Plus, the chickens should be just about ready to lay. I was given an Americana rooster, named Malawi, by a family who couldn’t keep him, and so far the neighbors are okay with him. I added herbs and fake eggs (chickens like to lay their eggs next to existing ones) to the nesting box, and hung a continuous feed feeder up so that they can eat to their hearts’ content, all in preparation for eggs.
The chickens were a little spooked by the new feeder at first, but soon got used to it.
On a sad note, though, the bees have failed to thrive. I’ve been noticing their numbers diminishing, and yesterday looked in the hive. There were only a few dozen bees, and not much comb. The bee guru says this just happens sometimes. It’s disheartening. After the last bees live out their hospice days in the hive, I will clean it out and prepare it for a new swarm in the spring. And I’ll move it to a spot where they get more sun. Then perhaps they will do better. For now, just waiting for the wonderful sound a hen makes when she announces that she’s laid an egg! laid an egg! laid an egg!
This morning I went out to look at the garden, and a little junco was nibbling under the cucumber—hopefully eating weeds! Can you see it between the plants?
Yesterday was devoted to putting down red mulch and building potato towers. I first read about potato towers in Sunset Magazine (waiting for the dentist!), then saw them on the Bennington Garden Blog. Now they seem to be all the rage. The idea is to put in a bunch of potato pieces and keep adding layers of straw, soil, and compost as the potatoes grow. They grow up instead of sideways, giving a tower of harvestable potatoes.
Everyone likes to try something new, including me. They seem like an appealing, space-saving idea. I like the thought of just reaching in for new potatoes as the rest keep growing. I went to Urban Ore my favorite shopping spot for the garden, and picked up an old wicker hamper for one. I made another one out of a remnant of chicken wire and a bamboo shade. It took most of the morning, and I remembered the best home improvement advice I ever read. “Never think anything is going to take 15 minutes; it takes 15 minutes to find the screwdriver.” Or in my case, to assemble wire cutters, pliers, scissors and glasses.
The red mulch (according to its label) is “a recent innovation to maximize the effect of reflected light on plant growth…red has been found to enhance the growth and yield of several vegetable crops, including tomatoes.” I decided to give it a try, especially as the foggy east bay is not the best tomato-growing environment in the world.
First I weeded, then top dressed the plants with compost, then put on the mulch.
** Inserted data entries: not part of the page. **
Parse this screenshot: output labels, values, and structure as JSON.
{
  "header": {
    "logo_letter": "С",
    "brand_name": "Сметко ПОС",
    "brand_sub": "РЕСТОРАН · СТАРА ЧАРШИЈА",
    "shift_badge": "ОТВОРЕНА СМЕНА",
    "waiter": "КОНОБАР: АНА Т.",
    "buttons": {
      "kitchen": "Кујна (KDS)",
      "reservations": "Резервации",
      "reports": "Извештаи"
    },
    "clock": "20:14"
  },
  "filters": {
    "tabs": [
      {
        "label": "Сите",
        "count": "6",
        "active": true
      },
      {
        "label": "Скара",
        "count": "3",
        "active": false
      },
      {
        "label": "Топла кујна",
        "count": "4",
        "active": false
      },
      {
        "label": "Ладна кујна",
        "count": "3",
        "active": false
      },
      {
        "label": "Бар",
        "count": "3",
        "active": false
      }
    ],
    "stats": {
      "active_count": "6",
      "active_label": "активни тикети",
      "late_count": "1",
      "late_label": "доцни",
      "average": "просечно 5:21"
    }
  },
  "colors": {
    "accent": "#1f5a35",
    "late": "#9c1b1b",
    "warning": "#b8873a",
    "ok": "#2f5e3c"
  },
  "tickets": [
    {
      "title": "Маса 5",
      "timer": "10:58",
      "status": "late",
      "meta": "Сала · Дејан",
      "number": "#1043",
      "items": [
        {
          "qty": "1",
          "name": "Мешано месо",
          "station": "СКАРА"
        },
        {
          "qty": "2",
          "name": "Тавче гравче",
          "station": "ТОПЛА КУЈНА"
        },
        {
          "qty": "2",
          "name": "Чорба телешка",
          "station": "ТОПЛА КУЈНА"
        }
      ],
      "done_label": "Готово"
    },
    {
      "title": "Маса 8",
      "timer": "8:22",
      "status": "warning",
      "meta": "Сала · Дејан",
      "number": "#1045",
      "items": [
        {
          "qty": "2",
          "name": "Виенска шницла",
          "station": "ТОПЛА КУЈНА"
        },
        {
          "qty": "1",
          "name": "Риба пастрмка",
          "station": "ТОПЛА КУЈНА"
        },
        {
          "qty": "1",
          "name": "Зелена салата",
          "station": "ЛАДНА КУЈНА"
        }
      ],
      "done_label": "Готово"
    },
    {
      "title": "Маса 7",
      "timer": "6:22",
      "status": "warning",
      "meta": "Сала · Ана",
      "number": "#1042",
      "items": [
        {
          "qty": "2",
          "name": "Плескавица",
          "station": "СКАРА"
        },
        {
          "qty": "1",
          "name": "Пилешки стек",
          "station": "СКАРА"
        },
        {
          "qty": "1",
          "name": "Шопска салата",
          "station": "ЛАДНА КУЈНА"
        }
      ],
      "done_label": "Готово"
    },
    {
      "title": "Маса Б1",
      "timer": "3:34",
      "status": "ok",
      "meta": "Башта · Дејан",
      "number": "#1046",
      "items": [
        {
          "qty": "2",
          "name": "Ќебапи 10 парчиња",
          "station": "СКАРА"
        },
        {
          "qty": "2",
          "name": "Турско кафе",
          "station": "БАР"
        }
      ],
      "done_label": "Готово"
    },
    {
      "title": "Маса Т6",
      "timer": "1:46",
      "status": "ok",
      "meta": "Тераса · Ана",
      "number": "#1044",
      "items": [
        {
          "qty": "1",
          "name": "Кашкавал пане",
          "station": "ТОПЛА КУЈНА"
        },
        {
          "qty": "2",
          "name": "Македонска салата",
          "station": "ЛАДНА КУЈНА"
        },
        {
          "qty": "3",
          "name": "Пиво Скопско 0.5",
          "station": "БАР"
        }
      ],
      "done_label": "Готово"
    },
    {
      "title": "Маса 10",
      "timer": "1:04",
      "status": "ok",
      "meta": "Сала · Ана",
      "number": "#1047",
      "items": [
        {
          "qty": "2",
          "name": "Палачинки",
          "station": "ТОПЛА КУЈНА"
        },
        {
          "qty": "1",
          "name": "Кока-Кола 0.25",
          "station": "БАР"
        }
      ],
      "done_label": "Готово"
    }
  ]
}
I had to cut and paste a bit to fit my odd rows, but it went pretty well. We’ll see. I think I’ll put it on the eggplants and cucumbers, too.
And the first baby cucumbers are as cute as any newborn. Meanwhile, I’ve been eating and giving away lettuce every day, and enjoying the bumper crop of peas.